*** Supplied material ***
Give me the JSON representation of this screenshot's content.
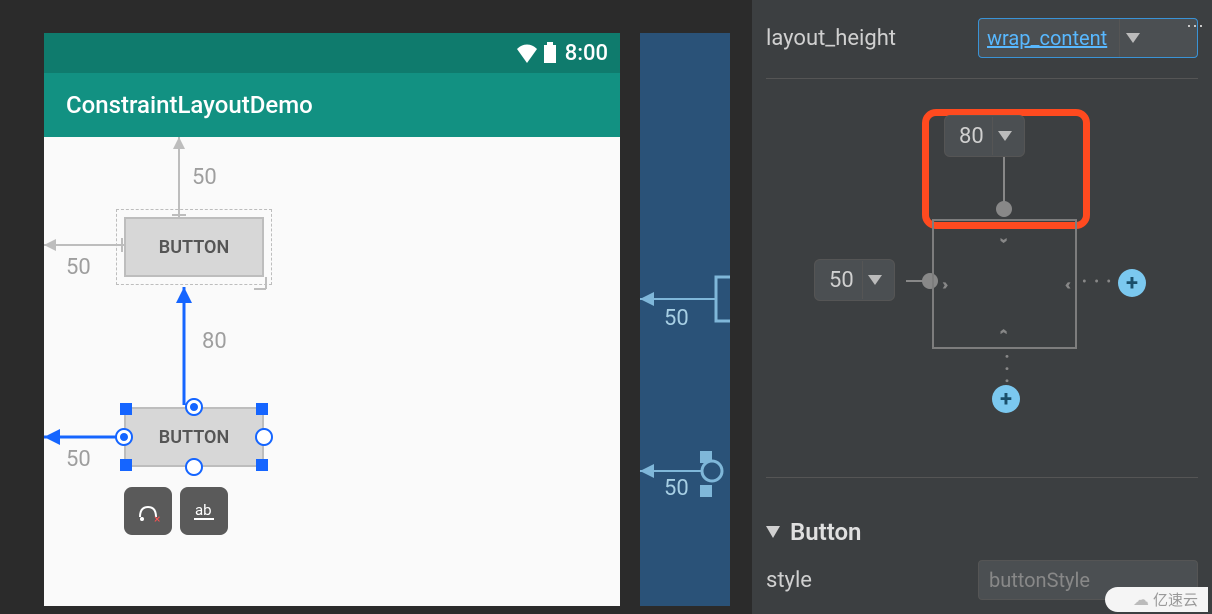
{
  "statusbar": {
    "time": "8:00"
  },
  "appbar": {
    "title": "ConstraintLayoutDemo"
  },
  "buttons": {
    "b1": "BUTTON",
    "b2": "BUTTON"
  },
  "margins": {
    "b1_top": "50",
    "b1_left": "50",
    "b2_top": "80",
    "b2_left": "50",
    "bp_b1_left": "50",
    "bp_b2_left": "50"
  },
  "properties": {
    "layout_height_label": "layout_height",
    "layout_height_value": "wrap_content",
    "margin_top": "80",
    "margin_left": "50",
    "section_button": "Button",
    "style_label": "style",
    "style_value": "buttonStyle"
  },
  "watermark": "亿速云"
}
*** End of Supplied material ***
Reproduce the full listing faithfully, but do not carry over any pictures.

◆ Exercise solution ◆
Give me the JSON representation of this screenshot's content.
{
  "statusbar": {
    "time": "8:00"
  },
  "appbar": {
    "title": "ConstraintLayoutDemo"
  },
  "buttons": {
    "b1": "BUTTON",
    "b2": "BUTTON"
  },
  "margins": {
    "b1_top": "50",
    "b1_left": "50",
    "b2_top": "80",
    "b2_left": "50",
    "bp_b1_left": "50",
    "bp_b2_left": "50"
  },
  "properties": {
    "layout_height_label": "layout_height",
    "layout_height_value": "wrap_content",
    "margin_top": "80",
    "margin_left": "50",
    "section_button": "Button",
    "style_label": "style",
    "style_value": "buttonStyle"
  },
  "watermark": "亿速云"
}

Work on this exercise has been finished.